Vanilla comes from the vanilla orchid, of which there are hundreds of species. Of the hundreds of species of vanilla orchids there are currently about three species under regular cultivation for consumption: vanilla planifolia, vanilla tahitensis, and vanilla pompona. A few other species are in development for cultivation.
Vanilla beans come from the vanilla orchid - with many species and varieties.
The most cultivated species of vanilla is vanilla planifolia which is native to Mexico and Guatemala. Most of the vanilla extract in the world is made with the vanilla planifolia species of vanilla orchid at approximately 90-95% of all vanilla cultivated. Vanilla planifolia has a creamy rich flavor and deep notes. The growing conditions (terroir) and the curing techniques result in a great variety of aroma and taste in this species of vanilla.
Vanilla Planifolia is native to Mexico & Guatemala. It is now grown all over the world.
The next most cultivated species of vanilla is vanilla tahitensis which is a hybrid species from Tahiti in the South Pacific. Vanilla Tahitensis , also called 'Tahitian Vanilla' is a polyploid species (hybrid) of vanilla planifolia and vanilla odorata. Tahitian Vanilla is less intense and more floral in aroma.

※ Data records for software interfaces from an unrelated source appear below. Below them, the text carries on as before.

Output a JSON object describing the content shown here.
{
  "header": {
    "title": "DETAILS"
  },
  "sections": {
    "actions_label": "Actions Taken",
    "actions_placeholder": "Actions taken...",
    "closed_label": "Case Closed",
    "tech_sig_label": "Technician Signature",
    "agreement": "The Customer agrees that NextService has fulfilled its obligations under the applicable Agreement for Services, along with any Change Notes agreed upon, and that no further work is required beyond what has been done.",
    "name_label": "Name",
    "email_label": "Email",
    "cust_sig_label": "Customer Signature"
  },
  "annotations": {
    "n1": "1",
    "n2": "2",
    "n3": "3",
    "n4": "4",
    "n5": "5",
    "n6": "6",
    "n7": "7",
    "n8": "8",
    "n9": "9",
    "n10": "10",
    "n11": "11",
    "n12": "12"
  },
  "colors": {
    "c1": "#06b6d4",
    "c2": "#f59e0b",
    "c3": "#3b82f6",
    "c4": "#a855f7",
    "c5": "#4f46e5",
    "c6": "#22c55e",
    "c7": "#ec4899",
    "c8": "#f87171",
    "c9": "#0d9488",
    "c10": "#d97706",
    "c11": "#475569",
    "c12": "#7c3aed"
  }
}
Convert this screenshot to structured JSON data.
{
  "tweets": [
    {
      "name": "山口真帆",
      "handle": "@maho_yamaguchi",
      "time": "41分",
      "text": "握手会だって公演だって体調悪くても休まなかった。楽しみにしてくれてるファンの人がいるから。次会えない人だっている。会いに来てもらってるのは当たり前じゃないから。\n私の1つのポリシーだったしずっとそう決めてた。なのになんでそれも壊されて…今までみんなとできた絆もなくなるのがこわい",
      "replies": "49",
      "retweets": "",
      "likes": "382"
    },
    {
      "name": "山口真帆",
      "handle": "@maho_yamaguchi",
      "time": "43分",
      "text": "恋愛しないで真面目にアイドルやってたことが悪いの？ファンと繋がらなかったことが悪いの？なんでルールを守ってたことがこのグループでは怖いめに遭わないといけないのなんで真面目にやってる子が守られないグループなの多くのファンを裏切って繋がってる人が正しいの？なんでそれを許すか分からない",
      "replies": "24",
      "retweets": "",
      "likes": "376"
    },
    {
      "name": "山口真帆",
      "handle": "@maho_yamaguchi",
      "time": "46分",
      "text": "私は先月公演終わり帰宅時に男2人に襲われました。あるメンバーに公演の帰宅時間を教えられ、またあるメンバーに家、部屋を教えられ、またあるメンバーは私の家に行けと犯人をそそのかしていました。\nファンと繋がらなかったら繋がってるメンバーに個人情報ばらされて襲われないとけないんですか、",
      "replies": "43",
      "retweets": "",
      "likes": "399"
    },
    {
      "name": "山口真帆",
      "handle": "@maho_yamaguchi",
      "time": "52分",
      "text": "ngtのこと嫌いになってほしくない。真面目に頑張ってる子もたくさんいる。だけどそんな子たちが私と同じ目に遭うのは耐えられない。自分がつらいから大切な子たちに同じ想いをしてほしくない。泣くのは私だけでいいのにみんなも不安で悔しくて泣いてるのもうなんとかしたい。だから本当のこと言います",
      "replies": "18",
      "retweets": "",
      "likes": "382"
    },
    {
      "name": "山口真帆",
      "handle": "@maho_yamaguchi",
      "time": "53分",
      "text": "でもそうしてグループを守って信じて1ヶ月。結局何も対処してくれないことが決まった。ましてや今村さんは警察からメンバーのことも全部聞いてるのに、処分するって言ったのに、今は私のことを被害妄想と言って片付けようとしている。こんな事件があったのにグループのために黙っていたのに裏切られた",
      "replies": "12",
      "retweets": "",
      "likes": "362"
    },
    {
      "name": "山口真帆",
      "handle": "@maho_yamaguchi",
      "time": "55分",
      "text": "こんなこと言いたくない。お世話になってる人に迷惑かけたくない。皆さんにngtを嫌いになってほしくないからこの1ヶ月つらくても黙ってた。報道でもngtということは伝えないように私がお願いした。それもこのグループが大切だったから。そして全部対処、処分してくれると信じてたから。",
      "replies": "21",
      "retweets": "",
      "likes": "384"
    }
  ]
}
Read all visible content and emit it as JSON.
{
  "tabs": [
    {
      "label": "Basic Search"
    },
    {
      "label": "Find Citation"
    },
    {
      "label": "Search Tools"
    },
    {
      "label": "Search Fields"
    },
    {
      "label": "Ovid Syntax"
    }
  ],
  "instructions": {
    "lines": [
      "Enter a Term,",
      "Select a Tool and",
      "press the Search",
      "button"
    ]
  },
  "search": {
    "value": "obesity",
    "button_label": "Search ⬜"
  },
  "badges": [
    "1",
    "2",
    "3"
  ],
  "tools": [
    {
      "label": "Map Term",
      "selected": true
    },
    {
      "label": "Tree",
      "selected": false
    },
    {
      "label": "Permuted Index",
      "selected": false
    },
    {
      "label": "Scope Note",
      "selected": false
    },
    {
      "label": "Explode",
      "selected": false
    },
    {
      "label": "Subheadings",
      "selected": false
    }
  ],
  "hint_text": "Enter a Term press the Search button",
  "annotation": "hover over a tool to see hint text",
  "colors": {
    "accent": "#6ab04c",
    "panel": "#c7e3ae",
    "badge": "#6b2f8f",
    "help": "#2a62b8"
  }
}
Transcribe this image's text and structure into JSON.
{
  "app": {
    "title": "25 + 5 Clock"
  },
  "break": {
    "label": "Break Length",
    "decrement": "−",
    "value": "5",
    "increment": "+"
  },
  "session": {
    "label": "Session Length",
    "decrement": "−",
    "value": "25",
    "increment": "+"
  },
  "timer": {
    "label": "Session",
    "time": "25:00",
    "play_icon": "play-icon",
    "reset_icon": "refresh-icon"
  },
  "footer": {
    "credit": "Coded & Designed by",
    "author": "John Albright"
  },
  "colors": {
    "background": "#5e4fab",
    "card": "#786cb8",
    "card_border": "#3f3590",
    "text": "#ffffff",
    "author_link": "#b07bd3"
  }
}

The third species of vanilla in cultivation is Vanilla Pompona. Vanilla Pompona, also known as 'banana vanilla' because of its large banana-like bean, is cultivated in small amounts in primarily Peru, Mexico, and Guadeloupe. Vanilla Pompona is the rarest of the three main vanillas in cultivation, but there is increased interest in this type of vanilla as a source of vanilla flavoring. The taste and aroma of vanilla pompona is more robust, floral, and earthy than Vanilla Planifolia or Vanilla Tahitensis.
Table. Summary of Vanilla Types and Production. (PNG=Papua New Guinea).